Zaire's Prime Minister Seen With Large Suitcases ofCash

The Washington Post

Zaire's prime minister reportedly has converted all of the country's hard currency assets into $7 million in cash and appears to be preparing "for a speedy departure from Kinshasa with a couple of large suitcases of cash," according to a confidential State Department cable.

The cable sent to Washington by the U.S. Embassy here quotes "a well-informed source" in the Zairian financial community as saying that Gen. Likulia Bolongo, appointed prime minister last month by President Mobutu Sese Seko, drained the government's overseas petroleum accounts and has taken "personal control" of the assets.

The rebel Alliance of Democratic Forces for the Liberation of Congo-Zaire controls about three-fourths of this enormous central African country of 46 million and is now about 125 miles east of the capital.

According to the State Department cable, the source said Likulia asked for the country's hard-currency assets to be converted into cash late last month. After most of the money was shipped in from Europe - Zaire's commercial banks reportedly had only $700,000 in hard currency - a military armored car delivered the money to the prime minister's compound.

Asian American Leaders Say Clinton Is Snubbing Them

Los Angeles Times

A group of Asian American political leaders, convening here for a major annual meeting, lashed out Thursday at President Clinton, charging they were being slighted by an administration they did so much to support.

Francey Lim Youngberg, executive director of the Congressional Asian Pacific American Caucus Institute, complained that Clinton - the keynote speaker at the group's last two annual meetings - is not attending this year's gathering.

White House officials noted that the president is in the middle of a major diplomatic trip to Mexico and Central America, but to many of the Asian American political leaders, his absence is a further sign that he is attempting to distance himself from them.

"We're being snubbed by the White House this year, and partially people feel it's a result of this political fund-raising controversy," Youngberg said.

The fund-raising scandal has focused largely on whether foreign interests, especially in Asia, sought to illegally funnel money to the Democratic National Committee during the 1996 election campaign.

Greenspan Hints Rates Will Hold

The Washington Post
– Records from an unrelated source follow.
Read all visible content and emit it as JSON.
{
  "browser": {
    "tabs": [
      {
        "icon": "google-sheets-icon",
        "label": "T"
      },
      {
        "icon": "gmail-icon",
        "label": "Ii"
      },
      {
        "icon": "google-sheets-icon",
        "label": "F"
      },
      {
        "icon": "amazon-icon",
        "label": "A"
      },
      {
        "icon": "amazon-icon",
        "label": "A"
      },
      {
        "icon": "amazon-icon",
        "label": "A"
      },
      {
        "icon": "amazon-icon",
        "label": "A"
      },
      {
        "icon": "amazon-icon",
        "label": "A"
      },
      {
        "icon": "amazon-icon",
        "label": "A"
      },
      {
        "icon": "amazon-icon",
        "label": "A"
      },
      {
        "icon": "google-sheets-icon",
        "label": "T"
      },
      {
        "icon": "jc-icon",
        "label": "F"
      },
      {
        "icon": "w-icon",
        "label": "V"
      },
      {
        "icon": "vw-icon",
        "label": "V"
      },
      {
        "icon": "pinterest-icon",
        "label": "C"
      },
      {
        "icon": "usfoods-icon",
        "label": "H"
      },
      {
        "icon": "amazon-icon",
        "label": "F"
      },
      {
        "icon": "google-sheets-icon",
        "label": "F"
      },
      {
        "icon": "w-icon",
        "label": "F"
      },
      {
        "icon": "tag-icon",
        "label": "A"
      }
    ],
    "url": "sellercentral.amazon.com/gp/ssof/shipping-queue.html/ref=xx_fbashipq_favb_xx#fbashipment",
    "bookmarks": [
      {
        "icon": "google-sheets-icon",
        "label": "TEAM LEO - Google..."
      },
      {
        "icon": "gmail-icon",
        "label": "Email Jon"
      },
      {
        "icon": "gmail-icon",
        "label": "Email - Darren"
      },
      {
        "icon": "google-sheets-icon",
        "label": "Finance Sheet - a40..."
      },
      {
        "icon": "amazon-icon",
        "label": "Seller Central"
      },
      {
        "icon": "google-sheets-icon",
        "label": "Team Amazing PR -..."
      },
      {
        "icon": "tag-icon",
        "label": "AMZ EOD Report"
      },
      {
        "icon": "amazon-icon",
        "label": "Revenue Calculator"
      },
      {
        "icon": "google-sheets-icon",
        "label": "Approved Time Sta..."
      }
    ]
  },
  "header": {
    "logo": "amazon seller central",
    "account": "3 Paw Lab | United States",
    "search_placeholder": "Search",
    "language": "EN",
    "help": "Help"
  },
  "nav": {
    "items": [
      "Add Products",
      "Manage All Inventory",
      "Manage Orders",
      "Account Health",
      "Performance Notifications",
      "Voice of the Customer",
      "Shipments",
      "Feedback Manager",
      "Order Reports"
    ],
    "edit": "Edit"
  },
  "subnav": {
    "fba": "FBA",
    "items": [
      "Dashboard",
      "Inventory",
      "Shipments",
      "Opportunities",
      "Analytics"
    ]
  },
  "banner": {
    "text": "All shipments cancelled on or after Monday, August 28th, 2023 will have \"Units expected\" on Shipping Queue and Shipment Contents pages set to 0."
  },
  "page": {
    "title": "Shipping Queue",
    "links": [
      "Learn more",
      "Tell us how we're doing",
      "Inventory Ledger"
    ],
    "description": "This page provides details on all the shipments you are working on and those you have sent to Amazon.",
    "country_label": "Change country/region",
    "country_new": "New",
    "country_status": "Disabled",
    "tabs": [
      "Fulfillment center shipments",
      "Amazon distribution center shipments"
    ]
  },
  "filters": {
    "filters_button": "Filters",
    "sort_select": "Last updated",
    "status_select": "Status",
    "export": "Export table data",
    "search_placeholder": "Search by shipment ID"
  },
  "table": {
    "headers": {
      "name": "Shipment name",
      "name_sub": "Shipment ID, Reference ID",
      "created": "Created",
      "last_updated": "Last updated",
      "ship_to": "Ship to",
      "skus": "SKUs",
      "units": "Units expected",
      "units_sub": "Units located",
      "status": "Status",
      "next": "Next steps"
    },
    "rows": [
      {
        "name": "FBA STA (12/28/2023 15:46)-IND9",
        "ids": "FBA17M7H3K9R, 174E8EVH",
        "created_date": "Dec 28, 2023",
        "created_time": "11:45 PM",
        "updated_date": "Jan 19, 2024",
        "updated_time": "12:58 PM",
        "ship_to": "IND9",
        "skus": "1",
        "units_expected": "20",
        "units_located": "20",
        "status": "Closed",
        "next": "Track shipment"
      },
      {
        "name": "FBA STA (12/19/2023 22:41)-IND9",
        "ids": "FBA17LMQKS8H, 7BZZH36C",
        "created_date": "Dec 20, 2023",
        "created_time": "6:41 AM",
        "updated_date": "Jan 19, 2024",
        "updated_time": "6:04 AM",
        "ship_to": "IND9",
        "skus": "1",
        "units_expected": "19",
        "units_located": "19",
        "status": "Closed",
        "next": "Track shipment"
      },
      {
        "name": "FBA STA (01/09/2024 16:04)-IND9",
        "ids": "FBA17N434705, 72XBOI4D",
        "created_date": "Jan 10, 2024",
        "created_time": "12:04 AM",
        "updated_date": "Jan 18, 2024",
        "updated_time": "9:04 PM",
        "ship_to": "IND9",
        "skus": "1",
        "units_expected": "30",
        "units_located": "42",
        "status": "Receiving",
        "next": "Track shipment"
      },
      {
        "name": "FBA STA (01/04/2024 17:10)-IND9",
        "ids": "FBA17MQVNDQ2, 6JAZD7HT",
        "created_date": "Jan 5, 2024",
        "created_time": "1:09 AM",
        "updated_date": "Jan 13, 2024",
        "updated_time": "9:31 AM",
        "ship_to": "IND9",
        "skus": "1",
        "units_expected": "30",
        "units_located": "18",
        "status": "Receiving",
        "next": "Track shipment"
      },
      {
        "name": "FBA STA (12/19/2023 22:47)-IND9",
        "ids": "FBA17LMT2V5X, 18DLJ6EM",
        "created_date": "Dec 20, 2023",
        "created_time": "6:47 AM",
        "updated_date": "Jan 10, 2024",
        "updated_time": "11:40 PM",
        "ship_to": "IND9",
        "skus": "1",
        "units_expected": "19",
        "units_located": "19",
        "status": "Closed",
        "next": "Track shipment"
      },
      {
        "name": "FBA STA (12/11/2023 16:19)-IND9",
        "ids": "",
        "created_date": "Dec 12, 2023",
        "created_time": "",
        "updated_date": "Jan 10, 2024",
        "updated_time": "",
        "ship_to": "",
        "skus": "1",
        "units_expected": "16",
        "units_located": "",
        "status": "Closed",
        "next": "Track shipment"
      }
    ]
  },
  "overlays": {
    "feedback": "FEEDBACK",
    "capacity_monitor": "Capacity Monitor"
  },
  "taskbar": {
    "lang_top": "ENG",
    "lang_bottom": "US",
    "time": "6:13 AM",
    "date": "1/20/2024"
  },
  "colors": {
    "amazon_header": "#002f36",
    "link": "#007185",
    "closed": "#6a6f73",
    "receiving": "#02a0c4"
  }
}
Federal Reserve Chairman Alan Greenspan hinted in a speech Thursday night that the Fed won't raise interest rates again in the coming weeks if the very rapid pace of economic growth early this year slows as he expects.

Greenspan and other Fed officials have been predicting such a slowing, and a number of private economists said Thursday it appears to be occurring. After running at a torrid 5.6 percent inflation-adjusted rate in the first quarter, growth may drop to a 2 percent rate or less in the April to June period, they said.

The Fed chairman, in remarks prepared for an awards dinner at New York University's Stern School of Business, strongly defended the decision by central bank policymakers to raise short-term rates by a quarter of a percentage point in March even though there were no signs that inflation was increasing. He called the move "a form of insurance" against the possibility that growth might remain so high that it would cause inflation to accelerate later this year. A copy of the text was made available here.